From humble beginnings, Idi Amin built a powerful dictatorship in Uganda. He was expert at deploying military force to achieve political power, a lesson he first learned from the British as a soldier in the colonial army. Through a combination of populist charm and brutal violence, backed up by a vast police state, he ruled Uganda for eight years—until his strategic blunders brought him down.
Amin was perhaps most notorious for his violence and brutality. As dictator, he used his secret police to transform Uganda into a police state. In the first year alone, an estimated 10,000 ppeople were murdered by the regime. Countless others were imprisoned and tortured.
Yet Amin also worked to secure the support of his people.
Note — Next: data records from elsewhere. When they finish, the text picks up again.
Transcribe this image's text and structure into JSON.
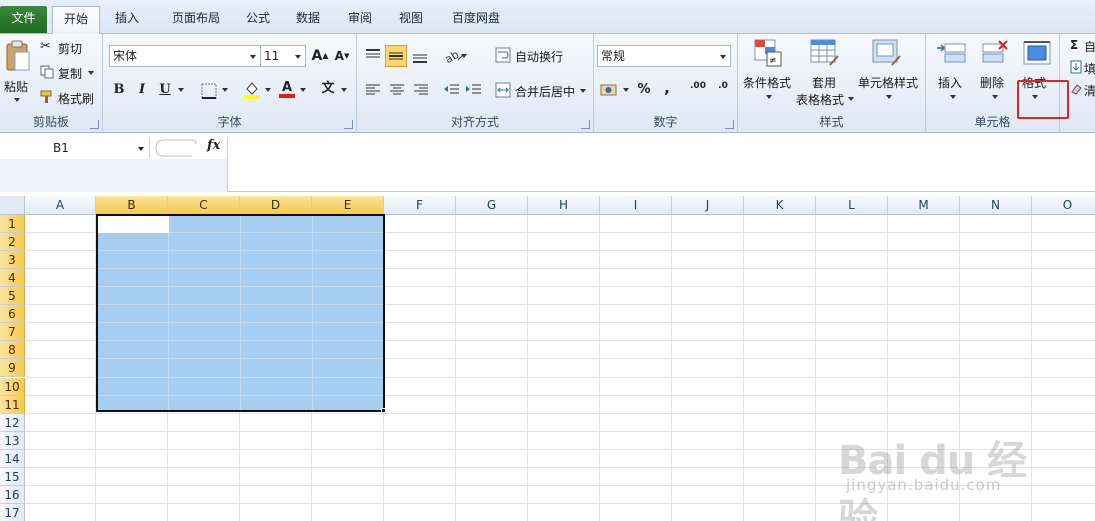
{
  "tabs": [
    {
      "label": "文件"
    },
    {
      "label": "开始"
    },
    {
      "label": "插入"
    },
    {
      "label": "页面布局"
    },
    {
      "label": "公式"
    },
    {
      "label": "数据"
    },
    {
      "label": "审阅"
    },
    {
      "label": "视图"
    },
    {
      "label": "百度网盘"
    }
  ],
  "ribbon": {
    "clipboard": {
      "title": "剪贴板",
      "paste": "粘贴",
      "cut": "剪切",
      "copy": "复制",
      "format_painter": "格式刷"
    },
    "font": {
      "title": "字体",
      "font_name": "宋体",
      "font_size": "11",
      "bold": "B",
      "italic": "I",
      "underline": "U",
      "grow": "A",
      "shrink": "A",
      "phonetic": "文",
      "text_color": "A"
    },
    "alignment": {
      "title": "对齐方式",
      "wrap_text": "自动换行",
      "merge_center": "合并后居中"
    },
    "number": {
      "title": "数字",
      "format": "常规",
      "percent": "%",
      "comma": ",",
      "inc_decimal": ".00",
      "dec_decimal": ".0"
    },
    "styles": {
      "title": "样式",
      "conditional": "条件格式",
      "table_format_1": "套用",
      "table_format_2": "表格格式",
      "cell_styles": "单元格样式"
    },
    "cells": {
      "title": "单元格",
      "insert": "插入",
      "delete": "删除",
      "format": "格式"
    },
    "editing": {
      "sum": "Σ",
      "sum_label": "自",
      "fill_label": "填",
      "clear_label": "清"
    }
  },
  "formula_bar": {
    "name_box": "B1",
    "fx": "fx",
    "value": ""
  },
  "grid": {
    "columns": [
      "A",
      "B",
      "C",
      "D",
      "E",
      "F",
      "G",
      "H",
      "I",
      "J",
      "K",
      "L",
      "M",
      "N",
      "O"
    ],
    "rows": [
      "1",
      "2",
      "3",
      "4",
      "5",
      "6",
      "7",
      "8",
      "9",
      "10",
      "11",
      "12",
      "13",
      "14",
      "15",
      "16",
      "17"
    ],
    "selected_columns": [
      "B",
      "C",
      "D",
      "E"
    ],
    "selected_rows": [
      "1",
      "2",
      "3",
      "4",
      "5",
      "6",
      "7",
      "8",
      "9",
      "10",
      "11"
    ],
    "active_cell": "B1"
  },
  "watermark": {
    "logo": "Bai du 经验",
    "url": "jingyan.baidu.com"
  },
  "colors": {
    "selection_fill": "#a7cdf0",
    "header_selected": "#f5c94f",
    "highlight_box": "#e8221e",
    "file_tab": "#2b7a2b"
  }
}
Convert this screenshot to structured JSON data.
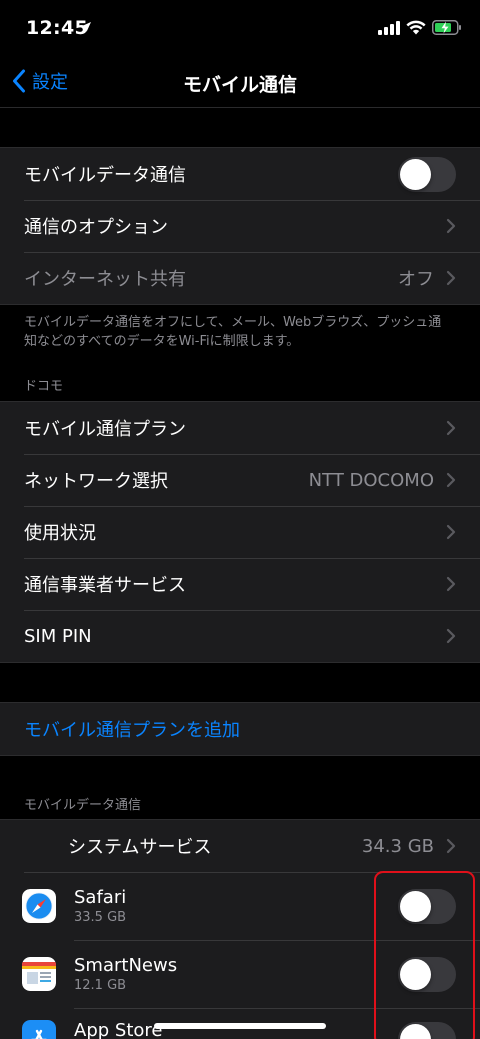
{
  "status": {
    "time": "12:45"
  },
  "nav": {
    "back_label": "設定",
    "title": "モバイル通信"
  },
  "group1": {
    "mobile_data": "モバイルデータ通信",
    "options": "通信のオプション",
    "hotspot": "インターネット共有",
    "hotspot_value": "オフ"
  },
  "footnote": "モバイルデータ通信をオフにして、メール、Webブラウズ、プッシュ通知などのすべてのデータをWi-Fiに制限します。",
  "carrier": {
    "header": "ドコモ",
    "plan": "モバイル通信プラン",
    "network": "ネットワーク選択",
    "network_value": "NTT DOCOMO",
    "usage": "使用状況",
    "services": "通信事業者サービス",
    "sim_pin": "SIM PIN"
  },
  "add_plan": "モバイル通信プランを追加",
  "apps": {
    "header": "モバイルデータ通信",
    "system": {
      "label": "システムサービス",
      "value": "34.3 GB"
    },
    "list": [
      {
        "name": "Safari",
        "size": "33.5 GB"
      },
      {
        "name": "SmartNews",
        "size": "12.1 GB"
      },
      {
        "name": "App Store",
        "size": ""
      }
    ]
  },
  "colors": {
    "accent": "#0a84ff",
    "highlight": "#e0101a",
    "charging": "#30d158"
  }
}
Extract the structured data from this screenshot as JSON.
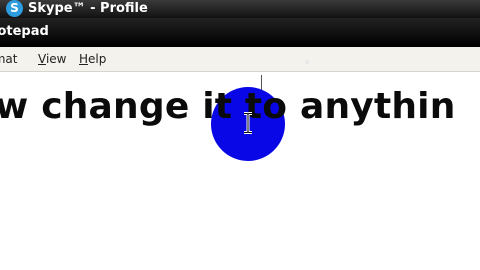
{
  "skype_window": {
    "title": "Skype™ - Profile",
    "logo_letter": "S"
  },
  "notepad_window": {
    "title": "lotepad"
  },
  "menubar": {
    "items": [
      {
        "label": "rmat"
      },
      {
        "label": "View"
      },
      {
        "label": "Help"
      }
    ]
  },
  "editor": {
    "text": "w change it to anythin"
  },
  "colors": {
    "highlight_circle": "#0a07e6",
    "skype_logo": "#2d9de0",
    "titlebar": "#111111",
    "menubar": "#f3f2ec"
  },
  "icons": {
    "skype_logo": "skype-logo-icon",
    "mouse_cursor": "ibeam-cursor-icon"
  }
}
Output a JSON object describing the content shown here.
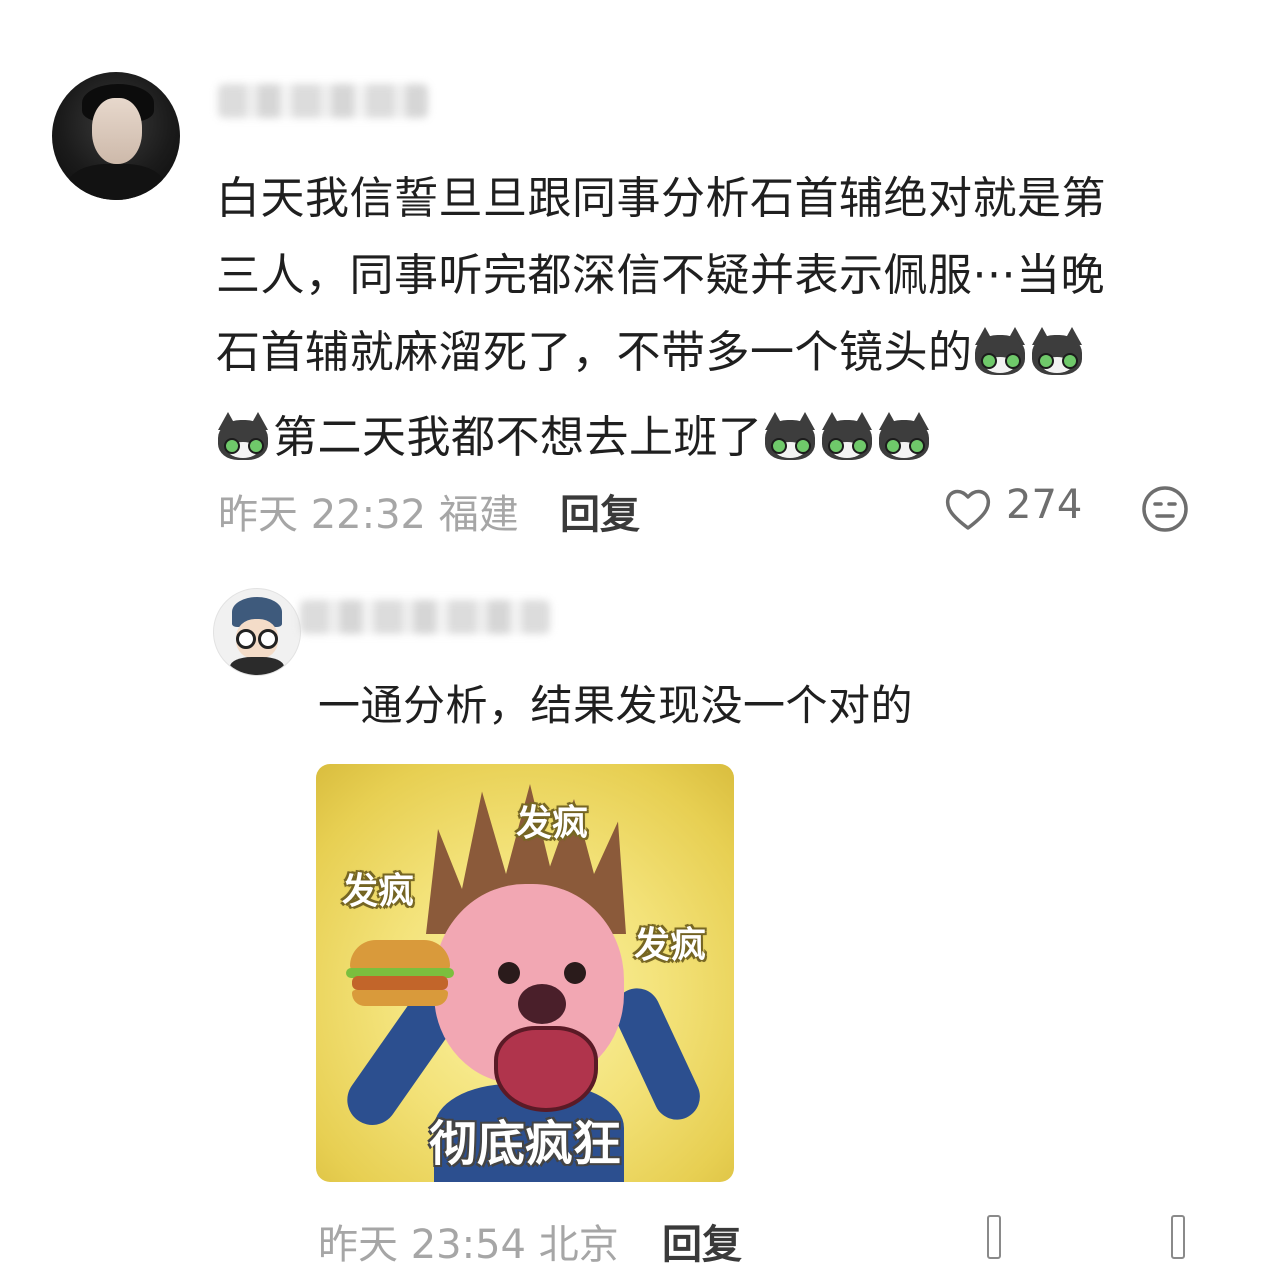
{
  "comment": {
    "text_line1": "白天我信誓旦旦跟同事分析石首辅绝对就是第",
    "text_line2": "三人，同事听完都深信不疑并表示佩服···当晚",
    "text_line3": "石首辅就麻溜死了，不带多一个镜头的",
    "text_line4": "第二天我都不想去上班了",
    "emoji_name": "cat-emoji-icon",
    "date": "昨天 22:32 福建",
    "reply_label": "回复",
    "like_count": "274"
  },
  "reply": {
    "text": "一通分析，结果发现没一个对的",
    "meme": {
      "words": [
        "发疯",
        "发疯",
        "发疯"
      ],
      "caption": "彻底疯狂"
    },
    "date": "昨天 23:54 北京",
    "reply_label": "回复"
  },
  "colors": {
    "text": "#1f1f1f",
    "meta": "#a6a6a6",
    "reply_action": "#3a3a3a",
    "background": "#ffffff"
  }
}
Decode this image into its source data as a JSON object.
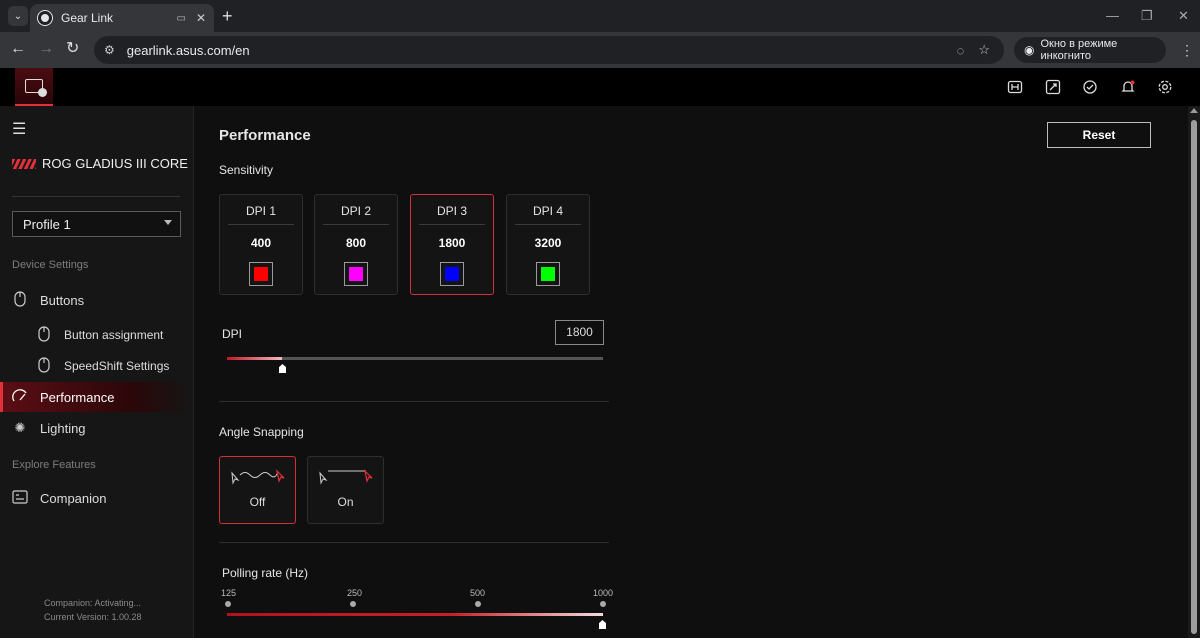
{
  "browser": {
    "tab_title": "Gear Link",
    "url": "gearlink.asus.com/en",
    "incognito_label": "Окно в режиме инкогнито"
  },
  "sidebar": {
    "device_name": "ROG GLADIUS III CORE",
    "profile": "Profile 1",
    "section_device": "Device Settings",
    "items": {
      "buttons": "Buttons",
      "button_assignment": "Button assignment",
      "speedshift": "SpeedShift Settings",
      "performance": "Performance",
      "lighting": "Lighting"
    },
    "section_explore": "Explore Features",
    "companion": "Companion",
    "footer_status": "Companion: Activating...",
    "footer_version": "Current Version: 1.00.28"
  },
  "main": {
    "title": "Performance",
    "reset_label": "Reset",
    "sensitivity_label": "Sensitivity",
    "dpi_stages": [
      {
        "name": "DPI 1",
        "value": "400",
        "color": "#ff0000"
      },
      {
        "name": "DPI 2",
        "value": "800",
        "color": "#ff00ff"
      },
      {
        "name": "DPI 3",
        "value": "1800",
        "color": "#0000ff"
      },
      {
        "name": "DPI 4",
        "value": "3200",
        "color": "#00ff00"
      }
    ],
    "selected_stage": "DPI 3",
    "dpi_label": "DPI",
    "dpi_value": "1800",
    "dpi_slider_fraction": 0.145,
    "angle_snapping_label": "Angle Snapping",
    "angle_off": "Off",
    "angle_on": "On",
    "angle_selected": "Off",
    "polling_label": "Polling rate (Hz)",
    "polling_points": [
      "125",
      "250",
      "500",
      "1000"
    ],
    "polling_selected": "1000"
  },
  "colors": {
    "accent": "#e0303a",
    "background": "#0f0f0f",
    "sidebar": "#161616"
  }
}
He traveled the country on a charm offensive during his first year as dictator—and later, expelled Uganda’s Asian community, who ran many businesses. While the move was popular with working class Ugandans, it had devastating consequences. As the economy declined dramatically, Amin’s support began to falter—the beginning of the end for Uganda’s dictator.
The Road to Dictatorship
- Amin was schooled in brutality as a soldier in The King’s Rifles, part of the British colonial army.
- He rose through the ranks as a seemingly loyal supporter of the country’s first dictator, Milton Obote. But a rivalry grew between the two men and in 1971 Amin took power in a military coup.
- Amin initially promised great benefits, including better jobs, improved housing—and democracy. But within a year he had reestablished Obote’s dictatorship—and embarked on the the violence that would make him a legend in cruelty.
Dig Deeper: Women and Amin
The brutality of Amin’s regime often overshadows the day-to-day experiences of ordinary Ugandans. For many, life under his regime was full of contradictions. That’s certainly how it was for women. Amin championed himself as a defender of women’s rights, and made a show of placing women in high-profile government positions. But behind the rhetoric, he exploited traditional ideas about how women “should” behave—a way to further control the population. He famously outlawed miniskirts in 1972, casting fashion-following women as ‘immoral’ and subjecting them to public humiliation and assault. This discouraged speaking up against Amin’s policies, while encouraging women to police each other.
See how Idi Amin used military force to achieve power and build a dictatorship in Uganda.
Moghal, Manzoor. Idi Amin: Lion of Africa. 2010 AuthorHouse.
Foden, Giles. The Last King of Scotland. 1998 Faber and Faber.
Decker, Alicia. In Idi Amin’s Shadow: Women, Gender, and Militarization in Uganda. 2014 Ohio University Press.
Rice, Andrew. The Teeth May Smile, But the Heart Does Not Forget. 2009 Henry Holt and Company, LLC.